What Anthology does well is present how the game progresses throughout the years. The alterations of character designs and game mechanics are all here, for better or for worse, as they appeared in the original releases. The game’s classic Kung-Fu soundtrack is actually one of the most appealing factors, if not stressfully repetitive when playing for hours on end. Visually, the signature two-dimensional graphics and use of camera-zooming while in the midst of a battle are a testament to the times each game was created, though it can also be straining on the eyes with time. It is unfortunate that the game suffers from obvious slowdown, especially with such dated-looking graphics, throwing rhythm off balance and interfering with the timing so desperately needed to win. Even though it’s old, the Samurai Shodown series is not for the inexperienced gamer.
When updating interfaces and control schemes to work on newer consoles, the appeal of re-releases such as this can sometimes become lost in translation, as games often just don’t run smoothly or become tacked-on with useless extras. While issues with framerate occur, it’s not common enough to ruin the experience of playing through this historic and sometimes unnecessarily overlooked game series. Those who have been longing to complete their Samurai Shodown collection and its cast of legendary characters should pick this one up.
RATING OUT OF 5 RATING DESCRIPTION 3.3 Graphics
Visually, the series’ unique 2D design is one of the most appealing factors of this package.

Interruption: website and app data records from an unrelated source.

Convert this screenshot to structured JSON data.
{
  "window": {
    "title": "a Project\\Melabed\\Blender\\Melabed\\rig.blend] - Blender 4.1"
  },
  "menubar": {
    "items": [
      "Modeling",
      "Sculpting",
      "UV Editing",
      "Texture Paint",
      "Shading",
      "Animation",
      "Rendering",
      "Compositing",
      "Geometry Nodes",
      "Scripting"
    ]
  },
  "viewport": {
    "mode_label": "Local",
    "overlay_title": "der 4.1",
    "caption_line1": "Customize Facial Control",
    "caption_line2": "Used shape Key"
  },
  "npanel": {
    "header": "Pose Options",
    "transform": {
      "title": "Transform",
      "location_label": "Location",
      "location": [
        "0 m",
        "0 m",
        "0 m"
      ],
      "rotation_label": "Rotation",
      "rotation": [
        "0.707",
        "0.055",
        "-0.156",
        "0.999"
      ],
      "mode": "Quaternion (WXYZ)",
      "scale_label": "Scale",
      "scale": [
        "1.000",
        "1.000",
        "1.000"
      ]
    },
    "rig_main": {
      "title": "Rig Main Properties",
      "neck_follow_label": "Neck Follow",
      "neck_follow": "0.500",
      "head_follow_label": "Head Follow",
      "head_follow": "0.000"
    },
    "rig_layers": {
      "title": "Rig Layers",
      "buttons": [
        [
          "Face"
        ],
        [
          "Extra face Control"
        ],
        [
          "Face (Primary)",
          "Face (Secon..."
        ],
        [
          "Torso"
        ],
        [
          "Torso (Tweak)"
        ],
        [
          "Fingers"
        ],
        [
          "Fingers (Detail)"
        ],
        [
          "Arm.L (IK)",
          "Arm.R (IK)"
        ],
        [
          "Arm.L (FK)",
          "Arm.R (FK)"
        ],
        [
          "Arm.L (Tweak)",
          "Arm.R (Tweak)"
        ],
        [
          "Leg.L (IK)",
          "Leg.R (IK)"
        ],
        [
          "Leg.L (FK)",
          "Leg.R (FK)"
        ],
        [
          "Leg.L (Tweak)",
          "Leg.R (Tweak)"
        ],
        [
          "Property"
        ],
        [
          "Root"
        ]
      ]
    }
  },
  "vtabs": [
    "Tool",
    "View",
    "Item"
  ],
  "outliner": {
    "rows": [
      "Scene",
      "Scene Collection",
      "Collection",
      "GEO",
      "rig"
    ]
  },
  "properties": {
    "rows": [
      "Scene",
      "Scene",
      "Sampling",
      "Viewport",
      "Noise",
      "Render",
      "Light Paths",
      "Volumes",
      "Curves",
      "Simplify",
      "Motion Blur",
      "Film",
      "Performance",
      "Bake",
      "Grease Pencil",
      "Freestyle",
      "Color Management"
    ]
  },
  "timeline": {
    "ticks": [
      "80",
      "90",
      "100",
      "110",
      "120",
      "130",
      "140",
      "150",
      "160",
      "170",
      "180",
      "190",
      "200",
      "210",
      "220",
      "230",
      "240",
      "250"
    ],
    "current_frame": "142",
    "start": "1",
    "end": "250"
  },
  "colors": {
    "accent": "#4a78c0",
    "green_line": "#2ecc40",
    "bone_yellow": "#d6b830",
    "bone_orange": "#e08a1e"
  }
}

It’s unfortunate that slowdown issues occur at all. 3.3 Control
Controls are transitioned nicely, though issues with slowdown throw off timing and accuracy. 3.6 Music / Sound FX / Voice Acting
Vintage sound effects are a testament to the times, and the Japanese dialogue stays true to its roots, though the nostalgic soundtrack gets somewhat repetitive with time. 3.7 Play Value
Samurai Shodown Anthology offers hours of play action for fans of the series with a low price tag. 3.5 Overall Rating – Good
Not an average. See Rating legend above for a final score breakdown.